    Price calculators on the various schools sites will give you a very good idea of what your family's cost will be, and they're anonymous and your don't have to give your name or email to find out the cost to you.  For example:    https://admission.princeton.edu/cost-aid/financial-aid-estimator

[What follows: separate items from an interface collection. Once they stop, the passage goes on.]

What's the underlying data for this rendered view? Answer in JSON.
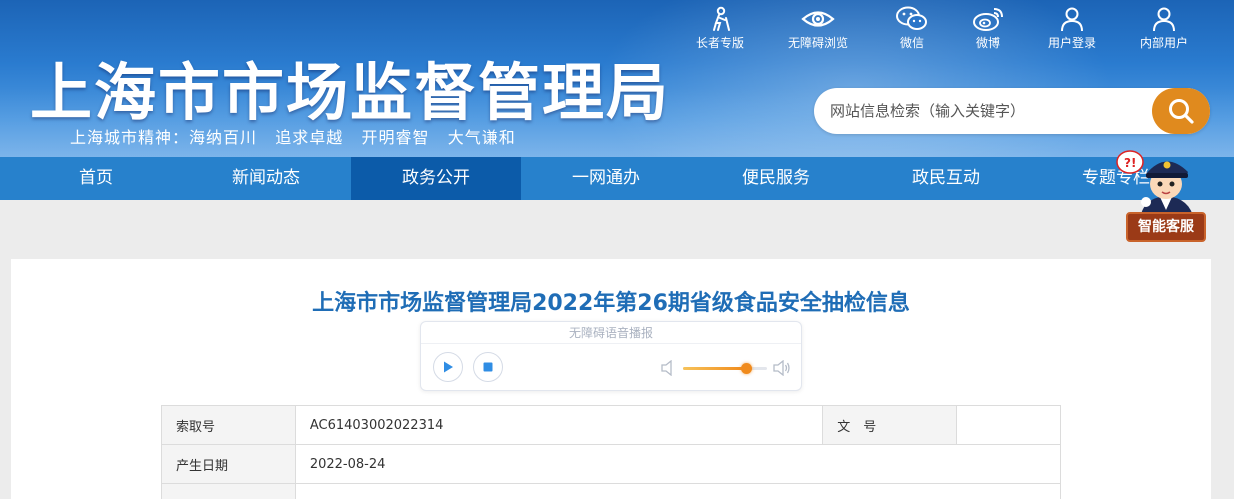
{
  "header": {
    "site_title": "上海市市场监督管理局",
    "motto": "上海城市精神：海纳百川   追求卓越   开明睿智   大气谦和",
    "tools": [
      {
        "label": "长者专版",
        "icon": "elder-icon"
      },
      {
        "label": "无障碍浏览",
        "icon": "eye-icon"
      },
      {
        "label": "微信",
        "icon": "wechat-icon"
      },
      {
        "label": "微博",
        "icon": "weibo-icon"
      },
      {
        "label": "用户登录",
        "icon": "user-icon"
      },
      {
        "label": "内部用户",
        "icon": "internal-user-icon"
      }
    ]
  },
  "search": {
    "placeholder": "网站信息检索（输入关键字）",
    "button_icon": "search-icon"
  },
  "nav": {
    "items": [
      {
        "label": "首页"
      },
      {
        "label": "新闻动态"
      },
      {
        "label": "政务公开",
        "active": true
      },
      {
        "label": "一网通办"
      },
      {
        "label": "便民服务"
      },
      {
        "label": "政民互动"
      },
      {
        "label": "专题专栏"
      }
    ]
  },
  "mascot": {
    "label": "智能客服"
  },
  "article": {
    "title": "上海市市场监督管理局2022年第26期省级食品安全抽检信息"
  },
  "player": {
    "title": "无障碍语音播报",
    "volume_level": 0.75
  },
  "info_table": {
    "rows": [
      {
        "k1": "索取号",
        "v1": "AC61403002022314",
        "k2": "文　号",
        "v2": ""
      },
      {
        "k1": "产生日期",
        "v1": "2022-08-24"
      }
    ]
  },
  "colors": {
    "header_blue": "#2a7bcf",
    "nav_blue": "#2781cc",
    "nav_active": "#0c5ba9",
    "accent_orange": "#e08a1e",
    "title_blue": "#1f6db6"
  }
}
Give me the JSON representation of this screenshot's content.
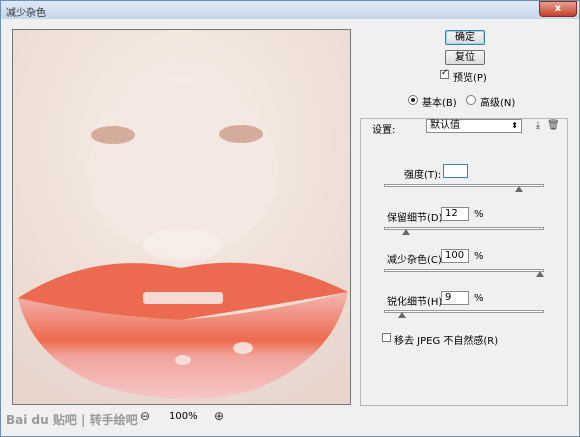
{
  "window": {
    "title": "减少杂色",
    "close_label": "x"
  },
  "preview": {
    "zoom_out": "⊖",
    "zoom_level": "100%",
    "zoom_in": "⊕"
  },
  "watermark": "Bai du 贴吧 | 转手绘吧",
  "buttons": {
    "ok": "确定",
    "reset": "复位"
  },
  "preview_toggle": {
    "label": "预览(P)",
    "checked": true
  },
  "mode": {
    "basic": "基本(B)",
    "advanced": "高级(N)",
    "selected": "basic"
  },
  "settings": {
    "label": "设置:",
    "value": "默认值"
  },
  "sliders": [
    {
      "label": "强度(T):",
      "value": "",
      "unit": "",
      "level": 0.86
    },
    {
      "label": "保留细节(D):",
      "value": "12",
      "unit": "%",
      "level": 0.12
    },
    {
      "label": "减少杂色(C):",
      "value": "100",
      "unit": "%",
      "level": 1.0
    },
    {
      "label": "锐化细节(H):",
      "value": "9",
      "unit": "%",
      "level": 0.09
    }
  ],
  "jpeg": {
    "label": "移去 JPEG 不自然感(R)",
    "checked": false
  }
}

  16. Decades ago, John Abajace was an 88 pounder as a hs freshman (WPIAL district only), 103 PIAA champ sophomore, 120 pound PIAA runner up as junior, and 133 lb section finalist loser as a senior (only winners advanced then).  He ended up at Michigan State where he was a two time BigTen finalist, one time champ, at 152 and 150.

     

    Jack Bentz of Lehigh won the Plebe tournament at 137 in March of his freshman year, and the following December opened the season at 177.

     

    I'd say that post-grad weight gains are different, in that the body is more mature and the natural growth gains are gone.  You can still force it with resistance training and diet, but its different than what happens between say age 15 and 22.  

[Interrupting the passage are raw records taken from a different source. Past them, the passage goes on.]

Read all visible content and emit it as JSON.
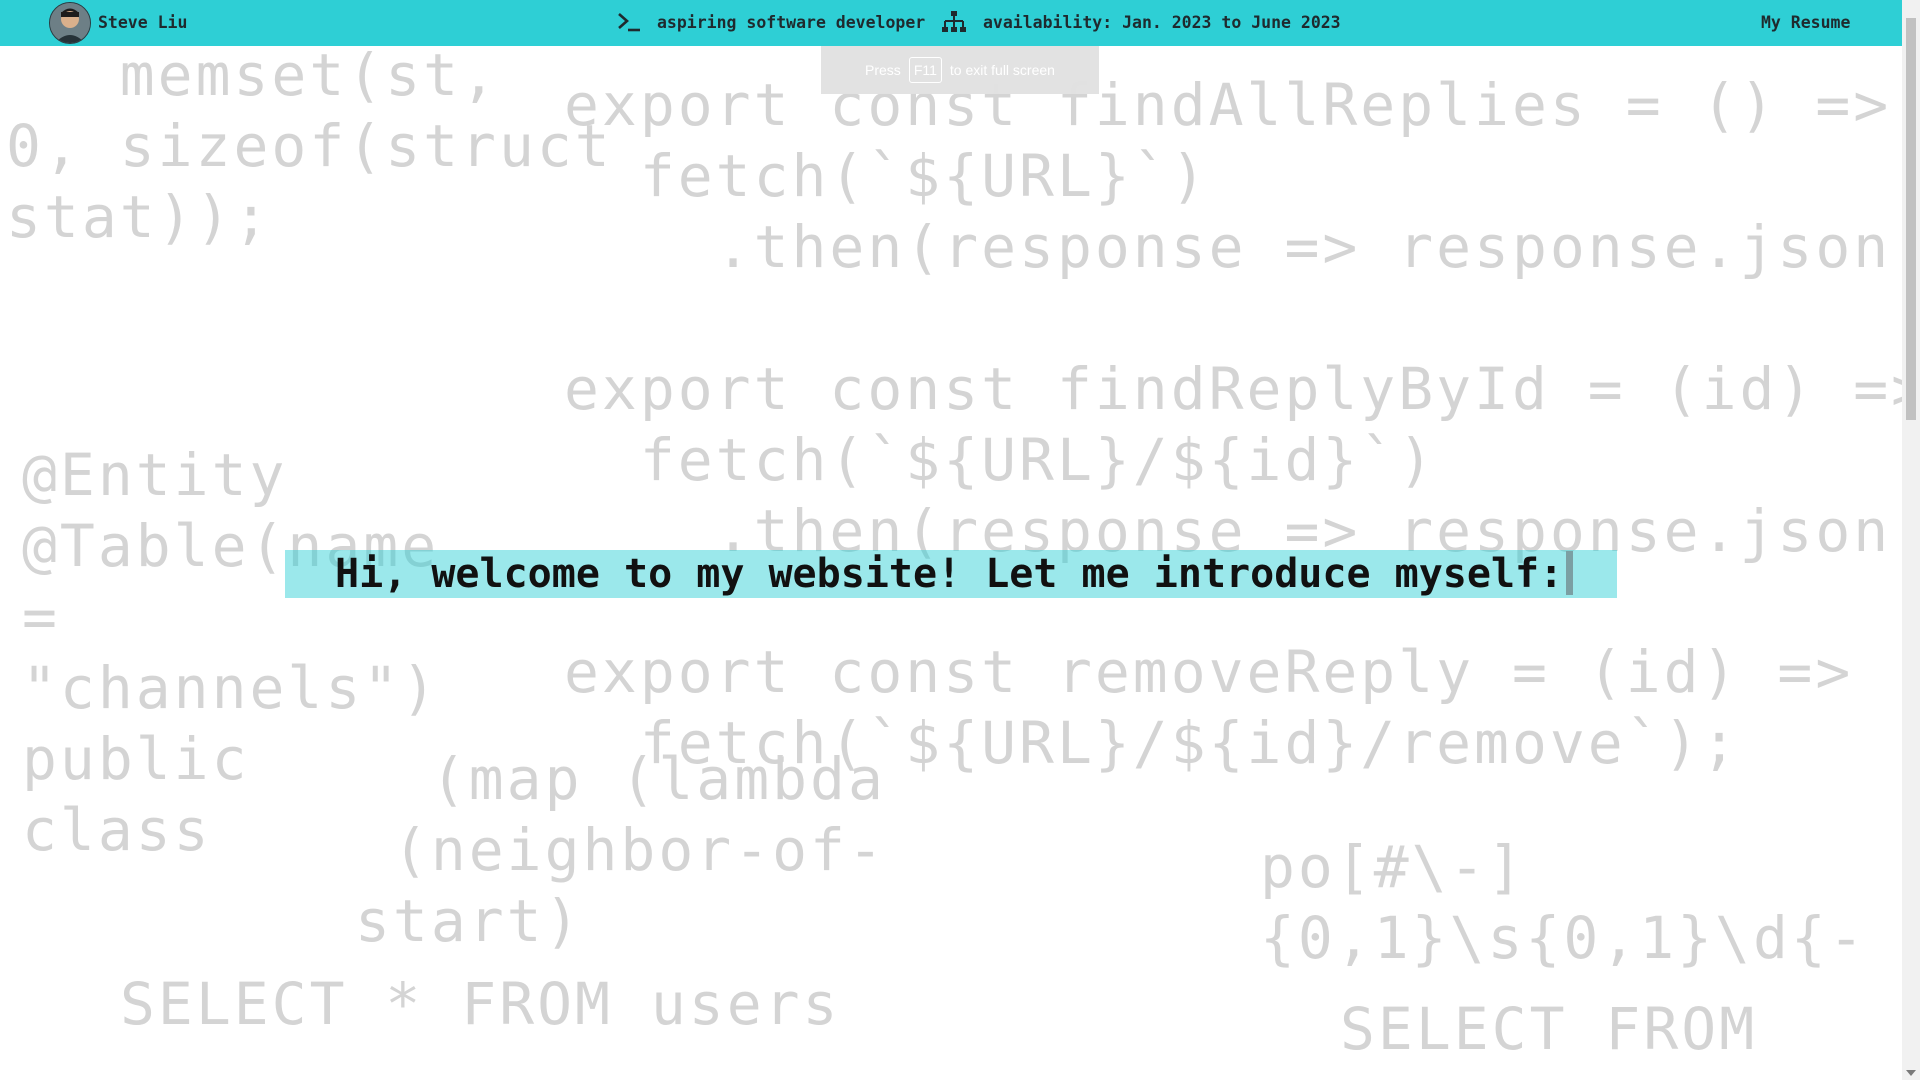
{
  "header": {
    "name": "Steve Liu",
    "role": "aspiring software developer",
    "availability": "availability: Jan. 2023 to June 2023",
    "resume_link": "My Resume",
    "accent_color": "#2ecfd5"
  },
  "fullscreen_notice": {
    "prefix": "Press",
    "key": "F11",
    "suffix": "to exit full screen"
  },
  "welcome": {
    "message": "Hi, welcome to my website! Let me introduce myself:"
  },
  "background_code": {
    "c_memset": "   memset(st,\n0, sizeof(struct\nstat));",
    "js_findall": "export const findAllReplies = () =>\n  fetch(`${URL}`)\n    .then(response => response.json(",
    "js_findbyid": "export const findReplyById = (id) =>\n  fetch(`${URL}/${id}`)\n    .then(response => response.json(",
    "js_remove": "export const removeReply = (id) =>\n  fetch(`${URL}/${id}/remove`);",
    "java_entity": "@Entity\n@Table(name\n=\n\"channels\")\npublic\nclass",
    "lisp_map": "  (map (lambda\n (neighbor-of-\nstart)",
    "regex": "po[#\\-]\n{0,1}\\s{0,1}\\d{-",
    "sql_select": "SELECT * FROM users",
    "sql_select2": "SELECT FROM"
  },
  "icons": {
    "terminal": "terminal-icon",
    "sitemap": "sitemap-icon",
    "avatar": "avatar"
  }
}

  17. The good news is HS football is going to die d/t the brain injury problem.

     

    Though I agree with most of the post, I don't see that as good news in any case.

     

    If football dies,  it's not going to die because of the injury situation.  Its going to die because of the social justice warrior war on football, abetted by the journalist community.  That group disdains any combative sport.   If they get football, wrestling won't be far behind.  Hockey and lacrosse will be in their sights too.  

     

    They're part of a group of people who want to decide everything for everyone, so that nothing can occur without their permission, or  license.  They are quite strong, relentless, and have powerful allies in journalism and media. 

     

    One of my favorite quotes about (pro) football, from Bill Parcells (apparently borrowed from Eugene McCarthy) , applies equally to wrestling.  He said "The problem with football is you have to be smart enough to understand it, and dumb enough to think its important."   In other words, it has to have intrinsic value in your eyes.

     

    If you don't think that wrestling "makes you somebody", you'll never put up with the grind that it is.  I'm not sure we've found the approach to combat the idea that being a wrestler makes you someone that you don't (or shouldn't)  want to be.  Good coaches at all levels are the best answer to this, I suppose.  I'm not sure what else is.   At a minimum, it would be good if the combative sports weren't at war with each other. 

×
×
  • Create New...